The Mouth and Body Connection

It’s no doubt that improvements in nutrition, exercise and other personal habits can affect your overall health. You probably also know that our psychological and physical wellbeing can also be closely related, what we call the mind-body connection. As one example, we know that emotional stress can raise blood pressure. In the field of periodontics, we talk about the  “mouth body connection,” with more and more studies pointing to a direct association between gum disease and other inflammatory diseases in the body.

How Can Gum Disease Affect My Body?

As experts at the Mayo Clinic warn, “your oral health is more important than you might realize.”  When your mouth becomes infected with gum disease, it’s believed that some of the bacteria can enter the bloodstream through the circulatory and/or respiratory systems, affecting already-existing disease and/or causing secondary infections. The body’s natural immune system response to this invasion is inflammation. Constant inflammation can then lead to other serious and chronic health issues.

Conditions Linked to Gum Disease

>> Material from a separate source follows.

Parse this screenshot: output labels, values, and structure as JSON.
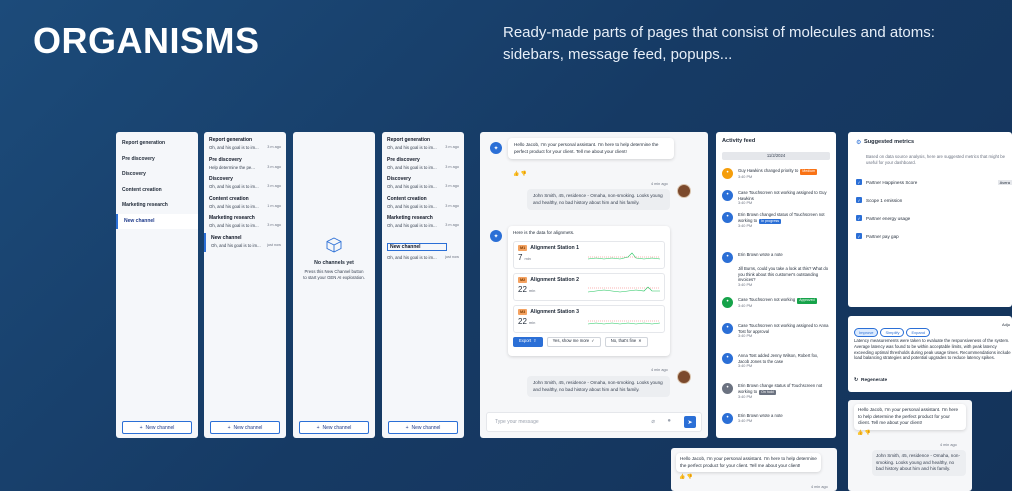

People with diabetes may already be aware that higher levels of blood glucose can help increase their risk of mild gum disease (gingivitis) which can more easily progress to severe gum disease (periodontal disease). Some studies estimate that nearly 22% of individuals with diabetes will have periodontal disease. Their diabetes may be even harder to control since they are overall more susceptible to infection. Some other conditions linked to gum disease include:

  • Heart disease
  • Pregnancy complication and low birth weight
  • Pneumonia
  • Alzheimer’s disease
  • Osteoporosis
  • Rheumatoid arthritis
  • Certain cancers

What Can You Do to Improve the Mouth-Body Connection?

Practicing good oral hygiene at home, as in brushing twice a day and flossing, is at the top of the list. Other ways of helping to improve the mouth-body connection include lots of common sense tactics like:

  • Avoiding tobacco usage
  • Maintaining a healthy diet (with supplements as needed)
  • Exercising regularly
  • Scheduling dental cleanings and checkups as suggested
  • Reducing stress

If your general dentist suspects you have gum disease, you may already have been referred to our office for specialized periodontal cleanings. These differ from your preventative cleanings at your normal dentist’s office. Our periodontal hygienists dig deeper to stop periodontal disease from advancing, getting in between your teeth and going above and below the gum line, utilizing irrigation techniques and employing antibacterial medication as needed. Without this special cleaning, gum disease can progress, even resulting in eventual tooth loss.

Tackling More Serious Gum Disease

If your advanced gum disease requires dental surgeries, we offer a variety of procedures including soft tissue grafts, bone grafting, guided tissue regeneration, pocket reduction surgery and the LANAP® laser protocol. The latter is a state-of-the-art laser treatment that may be more comfortable with less downtime since no stitches or incisions are required.

Feel free to reach out to our office with questions about the mouth-body connection, or contact us today to arrange a consultation with one of our outstanding periodontists.